[Exercise details]:
I need every line that includes the word "main" copied from the material.

Listed entries below:

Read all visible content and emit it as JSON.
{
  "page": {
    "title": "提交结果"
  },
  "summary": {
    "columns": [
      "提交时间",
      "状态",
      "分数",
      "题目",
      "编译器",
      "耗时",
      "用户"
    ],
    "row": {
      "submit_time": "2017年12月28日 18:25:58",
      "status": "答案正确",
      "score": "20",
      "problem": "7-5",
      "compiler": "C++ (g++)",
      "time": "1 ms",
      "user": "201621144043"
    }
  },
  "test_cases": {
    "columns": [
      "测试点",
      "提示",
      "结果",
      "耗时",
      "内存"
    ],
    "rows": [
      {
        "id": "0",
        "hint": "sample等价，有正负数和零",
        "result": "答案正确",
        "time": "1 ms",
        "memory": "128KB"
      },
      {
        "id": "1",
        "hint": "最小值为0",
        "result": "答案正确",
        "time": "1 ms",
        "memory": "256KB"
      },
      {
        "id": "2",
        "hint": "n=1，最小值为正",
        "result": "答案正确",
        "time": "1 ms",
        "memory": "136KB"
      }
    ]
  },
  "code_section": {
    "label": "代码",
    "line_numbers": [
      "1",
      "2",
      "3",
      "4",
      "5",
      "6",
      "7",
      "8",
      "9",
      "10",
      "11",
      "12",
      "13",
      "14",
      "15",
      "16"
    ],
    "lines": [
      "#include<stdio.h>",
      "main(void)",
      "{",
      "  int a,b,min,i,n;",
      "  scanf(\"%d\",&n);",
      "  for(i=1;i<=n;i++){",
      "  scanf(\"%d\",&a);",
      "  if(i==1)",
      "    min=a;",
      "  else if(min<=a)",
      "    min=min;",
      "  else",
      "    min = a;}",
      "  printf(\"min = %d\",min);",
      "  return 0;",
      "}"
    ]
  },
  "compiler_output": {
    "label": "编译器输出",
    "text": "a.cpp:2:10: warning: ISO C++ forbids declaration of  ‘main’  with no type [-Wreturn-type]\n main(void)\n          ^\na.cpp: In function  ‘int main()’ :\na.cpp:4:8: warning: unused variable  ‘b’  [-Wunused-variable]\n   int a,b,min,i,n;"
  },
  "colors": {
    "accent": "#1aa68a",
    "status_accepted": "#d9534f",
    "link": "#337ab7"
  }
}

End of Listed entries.

[Solution below]:
      "main(void)",
    "text": "a.cpp:2:10: warning: ISO C++ forbids declaration of  ‘main’  with no type [-Wreturn-type]\n main(void)\n          ^\na.cpp: In function  ‘int main()’ :\na.cpp:4:8: warning: unused variable  ‘b’  [-Wunused-variable]\n   int a,b,min,i,n;"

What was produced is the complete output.